    "Story" by Robert McKee is a valuable reference for constructing stories. Although the book is geared towards the writing of screenplays, many of the concepts can be applied to the writing of plays and novels as well.

    In the end, we all love a good story that is well told.

    Aloha and Be Well!

    Alan
  • DrewT

    Posts: 1327

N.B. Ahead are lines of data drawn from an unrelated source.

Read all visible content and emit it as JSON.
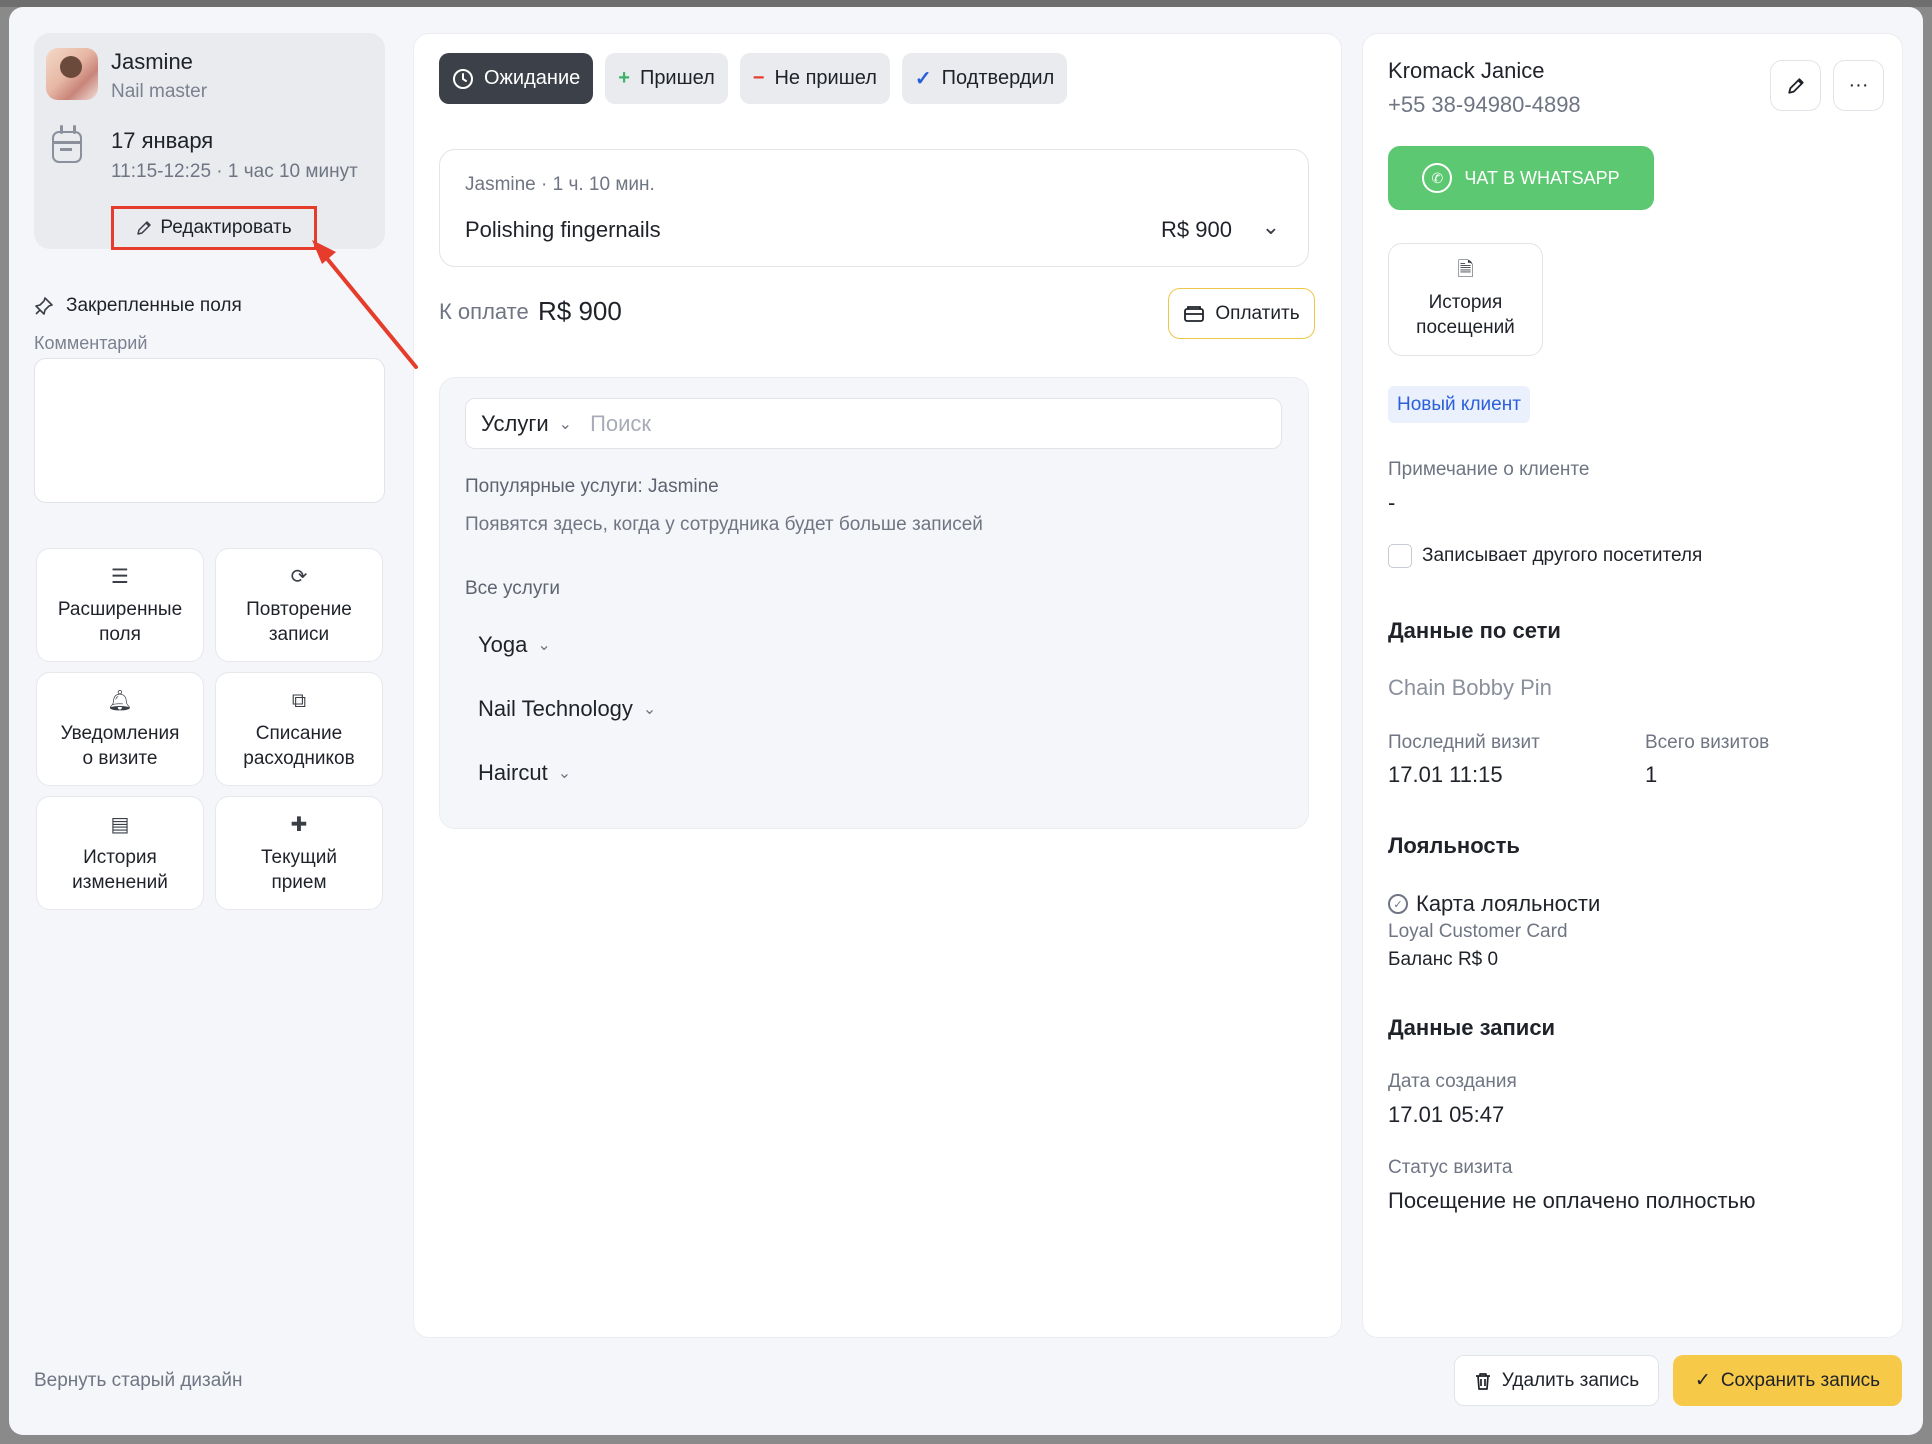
{
  "staff": {
    "name": "Jasmine",
    "role": "Nail master",
    "date": "17 января",
    "time": "11:15-12:25 · 1 час 10 минут",
    "edit_label": "Редактировать"
  },
  "left": {
    "pinned_title": "Закрепленные поля",
    "comment_label": "Комментарий",
    "tiles": [
      {
        "label": "Расширенные\nполя",
        "icon": "list-icon"
      },
      {
        "label": "Повторение\nзаписи",
        "icon": "repeat-icon"
      },
      {
        "label": "Уведомления\nо визите",
        "icon": "bell-icon"
      },
      {
        "label": "Списание\nрасходников",
        "icon": "box-icon"
      },
      {
        "label": "История\nизменений",
        "icon": "archive-icon"
      },
      {
        "label": "Текущий\nприем",
        "icon": "plus-outline-icon"
      }
    ],
    "revert_label": "Вернуть старый дизайн"
  },
  "status": {
    "waiting": "Ожидание",
    "arrived": "Пришел",
    "no_show": "Не пришел",
    "confirmed": "Подтвердил",
    "active": "waiting",
    "colors": {
      "active_bg": "#3c4048",
      "arrived": "#3cb26a",
      "no_show": "#e53c2b",
      "confirmed": "#2b5fd9"
    }
  },
  "service": {
    "meta": "Jasmine · 1 ч. 10 мин.",
    "name": "Polishing fingernails",
    "price": "R$ 900"
  },
  "payment": {
    "label": "К оплате",
    "value": "R$ 900",
    "pay_label": "Оплатить"
  },
  "services_search": {
    "select_label": "Услуги",
    "placeholder": "Поиск",
    "popular_title": "Популярные услуги: Jasmine",
    "popular_hint": "Появятся здесь, когда у сотрудника будет больше записей",
    "all_title": "Все услуги",
    "categories": [
      "Yoga",
      "Nail Technology",
      "Haircut"
    ]
  },
  "client": {
    "name": "Kromack Janice",
    "phone": "+55 38-94980-4898",
    "whatsapp_label": "ЧАТ В WHATSAPP",
    "history_label": "История\nпосещений",
    "new_badge": "Новый клиент",
    "note_label": "Примечание о клиенте",
    "note_value": "-",
    "other_visitor_label": "Записывает другого посетителя",
    "other_visitor_checked": false,
    "brand_colors": {
      "whatsapp": "#5dc872",
      "badge_text": "#2b5fd9"
    }
  },
  "network": {
    "title": "Данные по сети",
    "chain": "Chain Bobby Pin",
    "last_visit_label": "Последний визит",
    "last_visit_value": "17.01 11:15",
    "total_visits_label": "Всего визитов",
    "total_visits_value": "1"
  },
  "loyalty": {
    "title": "Лояльность",
    "card_title": "Карта лояльности",
    "card_name": "Loyal Customer Card",
    "balance": "Баланс R$ 0"
  },
  "record": {
    "title": "Данные записи",
    "created_label": "Дата создания",
    "created_value": "17.01 05:47",
    "status_label": "Статус визита",
    "status_value": "Посещение не оплачено полностью"
  },
  "footer": {
    "delete_label": "Удалить запись",
    "save_label": "Сохранить запись",
    "save_color": "#f7c948"
  }
}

    Apr 08, 2010 5:14 AM GMT
    Avoid cliche's period! icon_smile.gif As a writer myself the one small piece of advice I can say: eliminate generic details and strive of specific details. And read, read, read! icon_biggrin.gif